However, the NLRB's ruling has a limited impact. The Northwestern decision would only affect private universities. It would not affect the forming of unions at state universities such as OU or OSU, where public employee unions are governed by each state's laws. It is unknown if large public employee unions, such as AFSCME, will push state university athletes to unionize. Regardless, the NLRB's decision could be a historic first step leading to workers' compensation benefits for college athletes, collective bargaining over working conditions such as practices and training, and, ultimately, the payment of wages.
On April 25, scholarship players voted to determine whether they will form a union. Because the NLRB granted Northwestern's request to review the decision, the votes will not be made public until following the review. A majority vote is required to form a union.
Wage issues have become a hot-button topic in the world of sports, as well. In January, the Oakland Raiders' cheerleaders filed suit alleging the team failed to pay them minimum wages and took unlawful deductions from their pay, in violation of federal and California law. The "Raiderettes" alleged that they are only paid $1,250 for working 10 home games each season, amounting to less than $5 per hour when rehearsals, charity events, and photo sessions are factored in. They also allege the Raiders violated California and federal law by requiring them to pay for their own travel costs, and purchase team-mandated cosmetics and other items, failing to pay them at least twice a month, and by contractually forbidding them from discussing their pay. In February, the Cincinnati Bengals' cheerleaders filed a similar suit alleging they spend more than 300 hours per year working for the Bengals, but are paid far less than the Ohio minimum wage. The Bengals' cheerleaders' complaint contains similar allegations regarding payment for transportation, specialized clothing, make-up, and other gear for which they are not reimbursed. It is unlikely the Raiderettes and Bengals' cheerleaders will prevail on their federal law claims. Section 13(a) of the FLSA provides an exemption to minimum wage requirements for employees of an amusement or recreational "establishment" that "does not operate for more than seven months in any calendar year." However, because there are no state law exemptions, it is likely that the cheerleaders' state law claims will survive any motions to dismiss and proceed to discovery.

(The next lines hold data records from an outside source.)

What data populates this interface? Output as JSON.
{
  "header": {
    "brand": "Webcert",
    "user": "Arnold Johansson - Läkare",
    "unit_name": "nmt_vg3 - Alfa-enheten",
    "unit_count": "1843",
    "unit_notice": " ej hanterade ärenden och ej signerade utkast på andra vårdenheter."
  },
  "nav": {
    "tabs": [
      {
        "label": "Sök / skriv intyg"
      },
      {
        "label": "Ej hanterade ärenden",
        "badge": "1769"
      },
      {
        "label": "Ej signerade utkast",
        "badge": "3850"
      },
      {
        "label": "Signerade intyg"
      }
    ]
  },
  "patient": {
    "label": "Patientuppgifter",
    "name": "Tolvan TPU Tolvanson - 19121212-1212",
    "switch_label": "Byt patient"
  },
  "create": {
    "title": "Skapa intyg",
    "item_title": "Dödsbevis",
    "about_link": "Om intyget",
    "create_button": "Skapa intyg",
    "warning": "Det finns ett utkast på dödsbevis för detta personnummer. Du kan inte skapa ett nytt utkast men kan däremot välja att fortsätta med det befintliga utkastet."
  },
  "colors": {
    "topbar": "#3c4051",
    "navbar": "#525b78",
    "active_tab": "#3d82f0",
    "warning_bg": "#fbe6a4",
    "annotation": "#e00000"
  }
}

The non-payment of wages and overtime has not been limited only to cheerleaders. In February, a group of former minor league baseball players sued Major League Baseball alleging they are paid less than minimum wages and forced to work without pay in violation of federal and state laws. According to their complaint, most minor leaguers earn between $3,000 and $7,500 per year and are not paid for training. The players also allege they are not paid during the off-season, even though they are required to perform labor for the team. While major leaguers are members of the powerful and successful MLBPA, minor league players are not allowed to join the union, even though the uniform contracts they sign are governed by any agreements between the MLBPA and MLB. They seek back pay damages and an injunction requiring that MLB and its teams comply with applicable labor and employment laws. Much like the lawsuits filed by NFL cheerleaders, the success of the class of minor league baseball play ers may hinge on whether they are classified as "seasonal employees." It's not just athletes, either, who are suing major league teams. The San Francisco Giants recently agreed to pay $545,000 in back wages to clubhouse and administrative employees who asserted claims for wage, overtime, and recordkeeping violations. The Miami Marlins are currently under investigation by the Department of Labor for improper use of intern labor.

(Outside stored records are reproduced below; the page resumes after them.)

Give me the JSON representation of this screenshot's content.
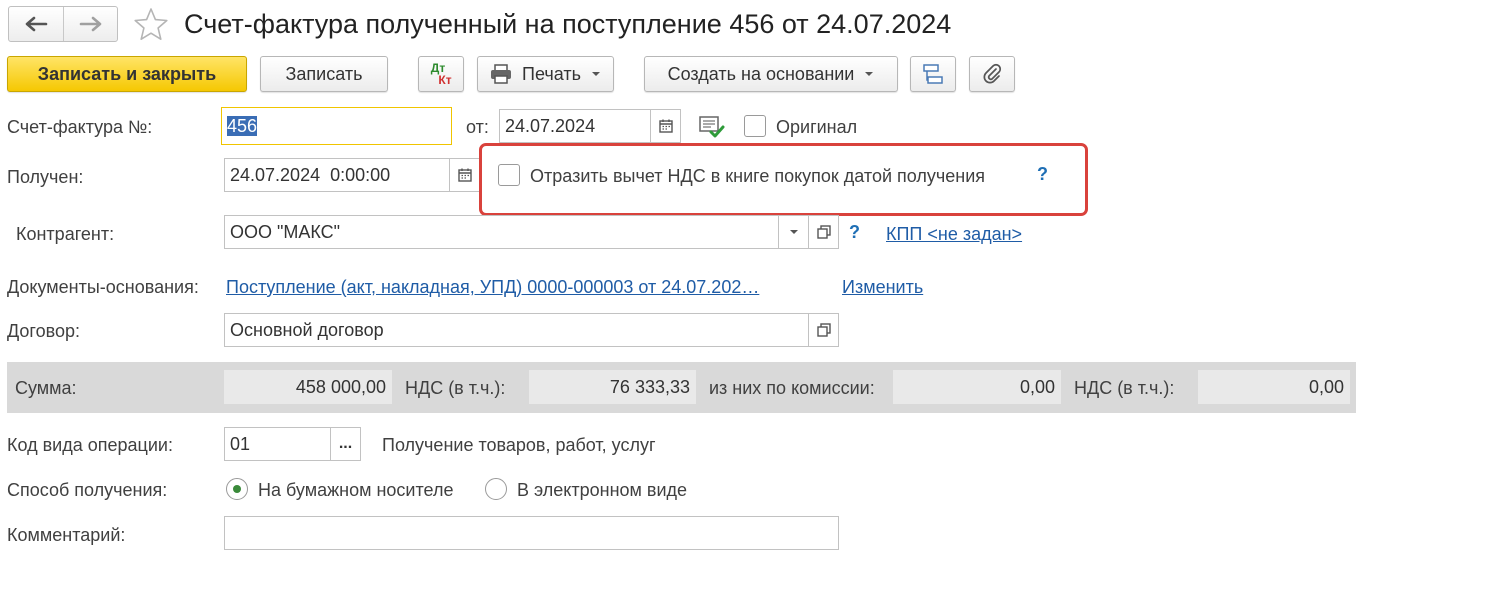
{
  "header": {
    "title": "Счет-фактура полученный на поступление 456 от 24.07.2024",
    "back_icon": "arrow-left-icon",
    "forward_icon": "arrow-right-icon",
    "favorite_icon": "star-icon"
  },
  "toolbar": {
    "save_close_label": "Записать и закрыть",
    "save_label": "Записать",
    "dtkt_top": "Дт",
    "dtkt_bottom": "Кт",
    "print_label": "Печать",
    "create_basis_label": "Создать на основании"
  },
  "form": {
    "invoice_number_label": "Счет-фактура №:",
    "invoice_number_value": "456",
    "date_from_label": "от:",
    "date_from_value": "24.07.2024",
    "original_label": "Оригинал",
    "received_label": "Получен:",
    "received_value": "24.07.2024  0:00:00",
    "vat_deduction_label": "Отразить вычет НДС в книге покупок датой получения",
    "help_mark": "?",
    "counterparty_label": "Контрагент:",
    "counterparty_value": "ООО \"МАКС\"",
    "kpp_link": "КПП <не задан>",
    "basis_docs_label": "Документы-основания:",
    "basis_docs_link": "Поступление (акт, накладная, УПД) 0000-000003 от 24.07.202…",
    "change_link": "Изменить",
    "contract_label": "Договор:",
    "contract_value": "Основной договор",
    "op_code_label": "Код вида операции:",
    "op_code_value": "01",
    "op_code_button": "...",
    "op_code_desc": "Получение товаров, работ, услуг",
    "receive_method_label": "Способ получения:",
    "paper_label": "На бумажном носителе",
    "electronic_label": "В электронном виде",
    "comment_label": "Комментарий:",
    "comment_value": ""
  },
  "sums": {
    "sum_label": "Сумма:",
    "sum_value": "458 000,00",
    "vat_label": "НДС (в т.ч.):",
    "vat_value": "76 333,33",
    "commission_label": "из них по комиссии:",
    "commission_value": "0,00",
    "commission_vat_label": "НДС (в т.ч.):",
    "commission_vat_value": "0,00"
  },
  "colors": {
    "primary_button": "#f5c802",
    "highlight_border": "#d9423c",
    "link": "#1f5ca6",
    "focus_border": "#f0c500",
    "selection": "#3a6db5"
  }
}
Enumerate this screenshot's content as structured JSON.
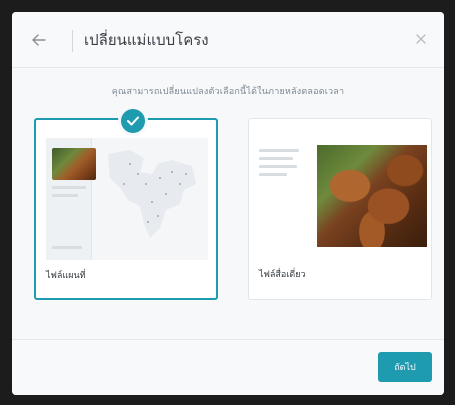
{
  "dialog": {
    "title": "เปลี่ยนแม่แบบโครง",
    "subtitle": "คุณสามารถเปลี่ยนแปลงตัวเลือกนี้ได้ในภายหลังตลอดเวลา",
    "back_icon": "arrow-left-icon",
    "close_icon": "close-icon"
  },
  "cards": [
    {
      "label": "ไฟล์แผนที่",
      "selected": true,
      "check_icon": "checkmark-icon"
    },
    {
      "label": "ไฟล์สื่อเดี่ยว",
      "selected": false
    }
  ],
  "footer": {
    "next_label": "ถัดไป"
  },
  "colors": {
    "accent": "#1f9bb0"
  }
}
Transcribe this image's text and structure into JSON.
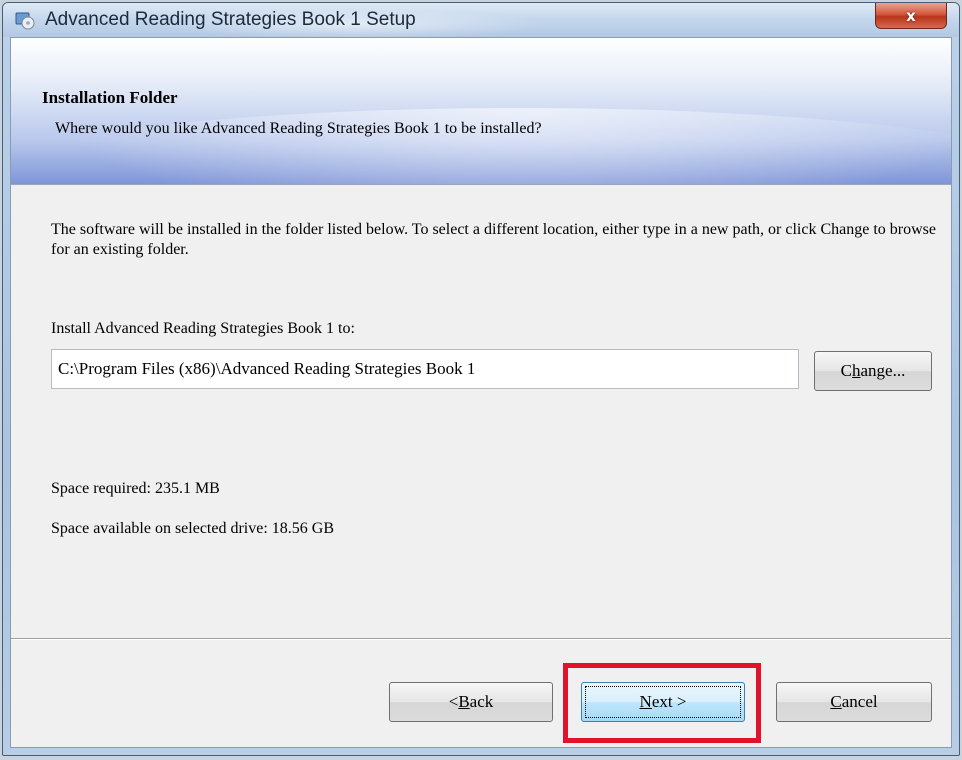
{
  "window": {
    "title": "Advanced Reading Strategies Book 1 Setup",
    "close_label": "x"
  },
  "header": {
    "title": "Installation Folder",
    "subtitle": "Where would you like Advanced Reading Strategies Book 1 to be installed?"
  },
  "body": {
    "description": "The software will be installed in the folder listed below. To select a different location, either type in a new path, or click Change to browse for an existing folder.",
    "path_label": "Install Advanced Reading Strategies Book 1 to:",
    "path_value": "C:\\Program Files (x86)\\Advanced Reading Strategies Book 1",
    "change_button": {
      "pre": "C",
      "accel": "h",
      "post": "ange..."
    },
    "space_required": "Space required: 235.1 MB",
    "space_available": "Space available on selected drive: 18.56 GB"
  },
  "footer": {
    "back_button": {
      "pre": "< ",
      "accel": "B",
      "post": "ack"
    },
    "next_button": {
      "pre": "",
      "accel": "N",
      "post": "ext >"
    },
    "cancel_button": {
      "pre": "",
      "accel": "C",
      "post": "ancel"
    }
  },
  "colors": {
    "highlight": "#e0132a",
    "close_button": "#c9472b",
    "banner_accent": "#7f95d8"
  },
  "icons": {
    "app": "setup-disc-icon",
    "close": "close-icon"
  }
}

While most of us do not work in the field of professional or amateur athletics, these claims and actions illustrate that no employer is immune from suit for violations of federal and state employment laws. Employers must be careful to not infringe on employees' rights under the National Labor Relations Act, including their Section 7 rights and their right to discuss their wages and working conditions. These claims also demonstrate the importance of ensuring all of your employees are properly classified, paid at least a minimum wage for all hours work, and paid timely as required by state law.
By Kenneth T. Short, email@example.com